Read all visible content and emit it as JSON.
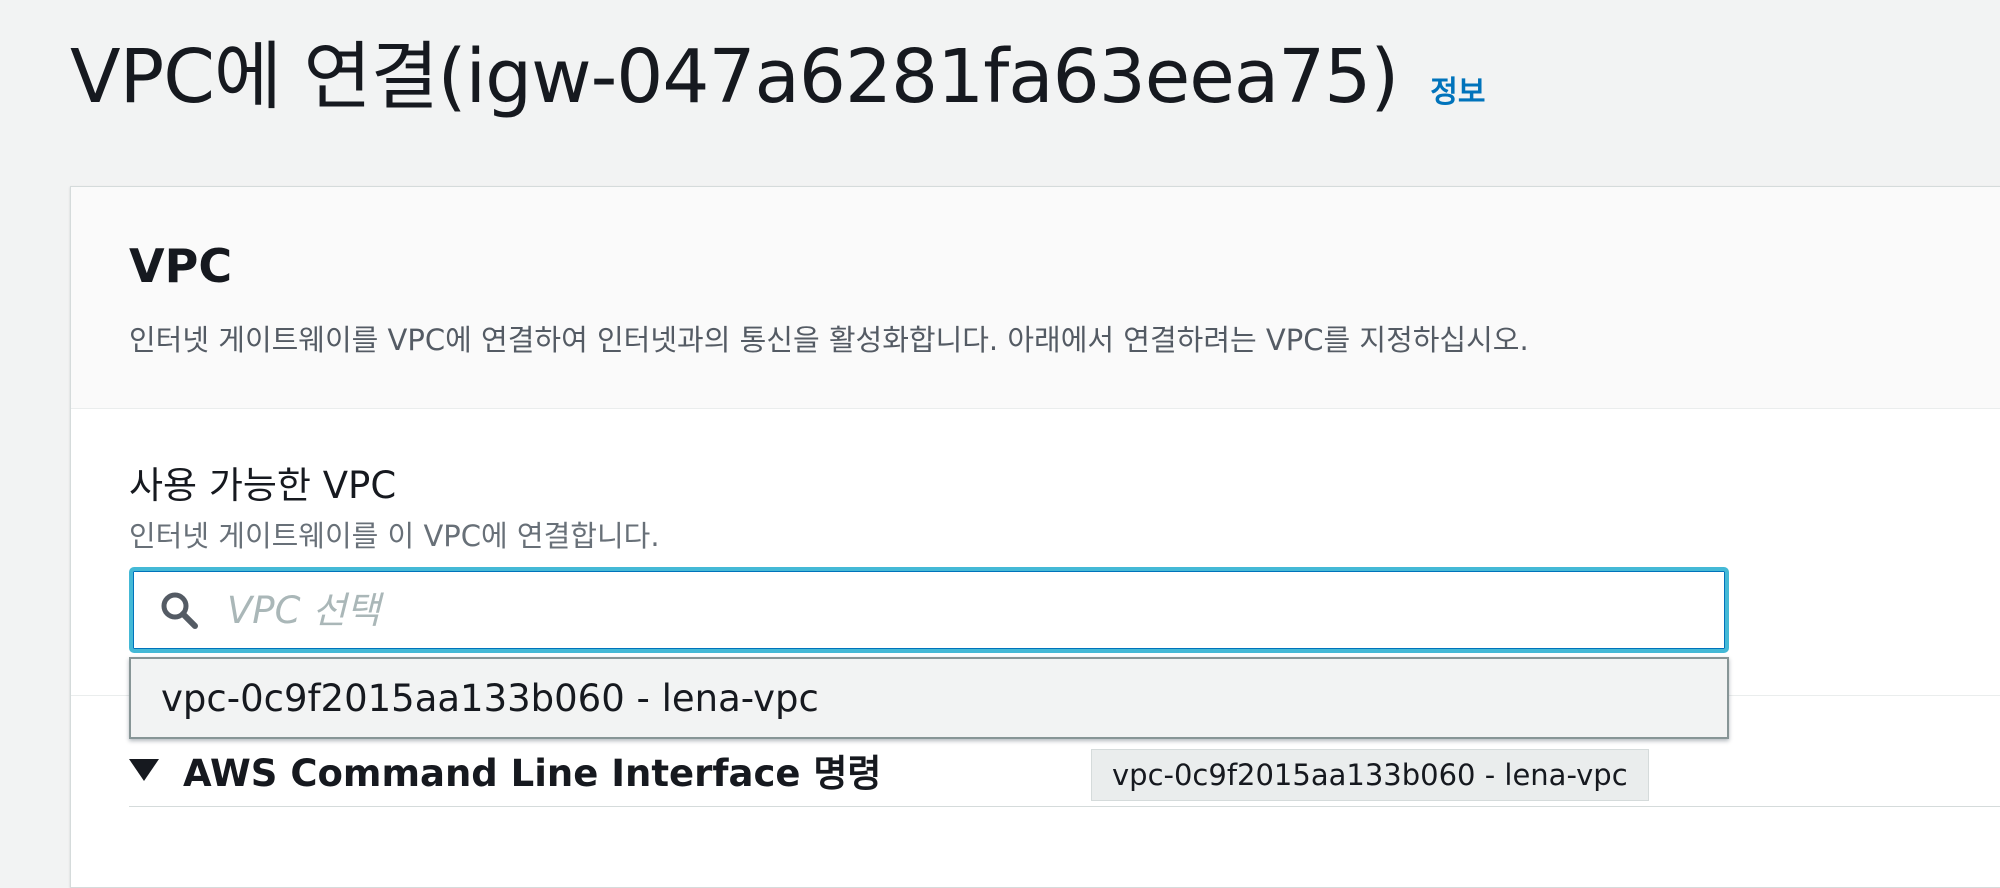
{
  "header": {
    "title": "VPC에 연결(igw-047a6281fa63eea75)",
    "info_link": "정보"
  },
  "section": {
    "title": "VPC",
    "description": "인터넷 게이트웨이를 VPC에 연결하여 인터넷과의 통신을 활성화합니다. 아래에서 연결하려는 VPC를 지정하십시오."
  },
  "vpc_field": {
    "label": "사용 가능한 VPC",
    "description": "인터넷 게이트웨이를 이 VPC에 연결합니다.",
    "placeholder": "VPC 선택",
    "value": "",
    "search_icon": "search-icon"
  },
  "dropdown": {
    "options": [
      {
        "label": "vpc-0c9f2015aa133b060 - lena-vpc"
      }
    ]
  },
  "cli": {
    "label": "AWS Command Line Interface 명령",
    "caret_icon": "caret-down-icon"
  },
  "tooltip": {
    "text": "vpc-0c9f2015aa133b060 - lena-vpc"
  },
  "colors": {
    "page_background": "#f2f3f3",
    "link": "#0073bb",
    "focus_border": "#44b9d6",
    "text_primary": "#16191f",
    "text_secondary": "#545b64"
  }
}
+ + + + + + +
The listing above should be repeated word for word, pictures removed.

Read all visible content and emit it as JSON.
{
  "header": {
    "title": "VPC에 연결(igw-047a6281fa63eea75)",
    "info_link": "정보"
  },
  "section": {
    "title": "VPC",
    "description": "인터넷 게이트웨이를 VPC에 연결하여 인터넷과의 통신을 활성화합니다. 아래에서 연결하려는 VPC를 지정하십시오."
  },
  "vpc_field": {
    "label": "사용 가능한 VPC",
    "description": "인터넷 게이트웨이를 이 VPC에 연결합니다.",
    "placeholder": "VPC 선택",
    "value": "",
    "search_icon": "search-icon"
  },
  "dropdown": {
    "options": [
      {
        "label": "vpc-0c9f2015aa133b060 - lena-vpc"
      }
    ]
  },
  "cli": {
    "label": "AWS Command Line Interface 명령",
    "caret_icon": "caret-down-icon"
  },
  "tooltip": {
    "text": "vpc-0c9f2015aa133b060 - lena-vpc"
  },
  "colors": {
    "page_background": "#f2f3f3",
    "link": "#0073bb",
    "focus_border": "#44b9d6",
    "text_primary": "#16191f",
    "text_secondary": "#545b64"
  }
}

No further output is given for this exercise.